** Opening Data shown block **

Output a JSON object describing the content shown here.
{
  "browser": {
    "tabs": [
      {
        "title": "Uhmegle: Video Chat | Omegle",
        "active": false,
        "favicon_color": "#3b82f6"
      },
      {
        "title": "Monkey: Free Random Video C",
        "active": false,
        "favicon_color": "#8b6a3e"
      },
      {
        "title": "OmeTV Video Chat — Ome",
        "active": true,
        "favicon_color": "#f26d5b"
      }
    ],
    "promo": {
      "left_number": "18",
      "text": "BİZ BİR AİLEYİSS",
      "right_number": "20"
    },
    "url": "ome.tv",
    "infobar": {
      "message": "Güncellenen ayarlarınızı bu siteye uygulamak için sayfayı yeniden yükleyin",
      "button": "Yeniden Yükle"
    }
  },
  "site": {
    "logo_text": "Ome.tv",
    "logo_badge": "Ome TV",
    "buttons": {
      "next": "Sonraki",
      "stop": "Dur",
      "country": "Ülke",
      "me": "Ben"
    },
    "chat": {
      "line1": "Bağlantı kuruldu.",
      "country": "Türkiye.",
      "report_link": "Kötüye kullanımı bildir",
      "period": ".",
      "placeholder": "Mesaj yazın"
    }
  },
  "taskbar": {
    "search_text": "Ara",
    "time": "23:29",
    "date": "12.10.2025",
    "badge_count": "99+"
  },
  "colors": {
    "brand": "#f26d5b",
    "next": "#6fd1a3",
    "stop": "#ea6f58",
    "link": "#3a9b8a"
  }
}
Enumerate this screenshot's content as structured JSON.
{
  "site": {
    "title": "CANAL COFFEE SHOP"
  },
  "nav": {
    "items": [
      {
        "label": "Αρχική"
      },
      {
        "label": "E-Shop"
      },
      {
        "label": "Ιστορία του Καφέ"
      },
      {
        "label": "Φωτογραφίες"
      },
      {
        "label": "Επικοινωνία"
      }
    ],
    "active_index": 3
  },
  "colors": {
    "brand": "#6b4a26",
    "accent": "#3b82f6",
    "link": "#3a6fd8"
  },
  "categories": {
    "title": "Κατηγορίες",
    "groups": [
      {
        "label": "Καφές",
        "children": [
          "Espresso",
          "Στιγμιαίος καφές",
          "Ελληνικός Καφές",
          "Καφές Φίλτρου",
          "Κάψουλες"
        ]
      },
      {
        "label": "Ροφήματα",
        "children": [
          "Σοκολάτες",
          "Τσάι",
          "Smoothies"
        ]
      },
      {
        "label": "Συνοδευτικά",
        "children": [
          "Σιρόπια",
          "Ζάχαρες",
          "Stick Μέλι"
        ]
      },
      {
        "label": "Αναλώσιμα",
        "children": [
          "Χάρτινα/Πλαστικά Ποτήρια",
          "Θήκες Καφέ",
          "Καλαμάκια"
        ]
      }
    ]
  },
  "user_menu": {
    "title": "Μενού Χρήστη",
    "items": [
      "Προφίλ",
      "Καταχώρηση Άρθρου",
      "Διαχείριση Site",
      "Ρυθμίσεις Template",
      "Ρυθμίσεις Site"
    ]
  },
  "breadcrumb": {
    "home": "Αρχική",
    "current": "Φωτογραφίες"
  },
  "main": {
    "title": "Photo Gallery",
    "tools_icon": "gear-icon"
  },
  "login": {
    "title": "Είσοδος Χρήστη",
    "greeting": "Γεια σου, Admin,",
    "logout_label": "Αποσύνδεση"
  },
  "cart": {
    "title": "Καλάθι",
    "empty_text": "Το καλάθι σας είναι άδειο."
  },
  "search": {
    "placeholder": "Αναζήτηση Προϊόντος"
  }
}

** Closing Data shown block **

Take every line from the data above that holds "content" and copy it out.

» Completed exercise
Output a JSON object describing the content shown here.
Enumerate this screenshot's content as structured JSON.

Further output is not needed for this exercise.